Facebook today announced two new tools that expand its DIY-networking portfolio: Katran load balancing software and Zero Touch Provisioning, an automated system for building backbone networks. The technologies were introduced at the invitation-only Networking @Scale technical conference in San Jose, Calif.
Katran provides a "completed reengineered" forwarding plane and is deployed on backend servers in Facebook's points of presence (PoPs), engineers at the social network wrote in a detailed blog post. Katran has helped Facebook improve performance and scalability as demands on the company's network increase, and "reduce inefficiencies such as busy loops when there are no incoming packets," they wrote.
They said they built Katran to meet Facebook's network load balancer requirements: run on commodity Linux servers; coexist with other services on a server; easy maintenance; and easy debugging.
Continuing its tradition of sharing its network designs, Facebook is open sourcing Katran. "By sharing it with the open source community, we hope others can improve the performance of their load balancers and also use Katran as a foundation for future work," the engineers wrote.
Facebook spearheaded the creation of the Open Compute Project seven years ago, focused on open data center component designs. The company has been a major proponent of open networking, and its networking contributions to OCP include its Wedge switch and Fabric Aggregator. Engineers at the company have said they need to design their own networking equipment in order to provide the flexibility Facebook's enormous, fast-growing network requires.
Along with Katran, Facebook introduced its Zero Touch Provisioning tool, which it described as a scalable workflow automation system that reduces time-consuming routine networking tasks as engineers build backbone networks. The system uses an approach Facebook calls Vending Machine, inspired by candy and soft-drink dispensing machines.
"In the case of Facebook's Vending Machine, the input is a device role, location, and platform, and out pops a freshly provisioned network device, ready to deliver production traffic," engineers wrote in a blog post.

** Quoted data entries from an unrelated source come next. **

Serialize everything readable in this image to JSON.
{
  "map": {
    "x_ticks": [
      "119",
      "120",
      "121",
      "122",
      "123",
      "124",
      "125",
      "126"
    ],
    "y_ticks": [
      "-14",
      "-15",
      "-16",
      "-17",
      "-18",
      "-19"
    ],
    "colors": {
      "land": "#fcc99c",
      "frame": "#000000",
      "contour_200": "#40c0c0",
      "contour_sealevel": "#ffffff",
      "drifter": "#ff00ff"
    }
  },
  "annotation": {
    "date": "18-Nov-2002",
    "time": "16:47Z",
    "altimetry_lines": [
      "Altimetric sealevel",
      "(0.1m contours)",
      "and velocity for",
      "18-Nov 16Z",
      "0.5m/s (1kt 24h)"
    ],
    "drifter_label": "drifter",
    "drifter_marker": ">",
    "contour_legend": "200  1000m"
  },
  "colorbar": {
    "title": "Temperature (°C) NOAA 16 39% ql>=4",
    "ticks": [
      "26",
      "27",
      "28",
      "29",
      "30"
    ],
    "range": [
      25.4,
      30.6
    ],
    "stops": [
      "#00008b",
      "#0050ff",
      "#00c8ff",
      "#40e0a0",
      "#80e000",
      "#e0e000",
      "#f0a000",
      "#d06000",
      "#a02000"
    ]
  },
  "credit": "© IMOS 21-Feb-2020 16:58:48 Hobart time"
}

The tool "has already empowered our engineers to move faster, to solve problems more creatively, and to take a far more iterative approach to building our networks and our network deployment tools," they said.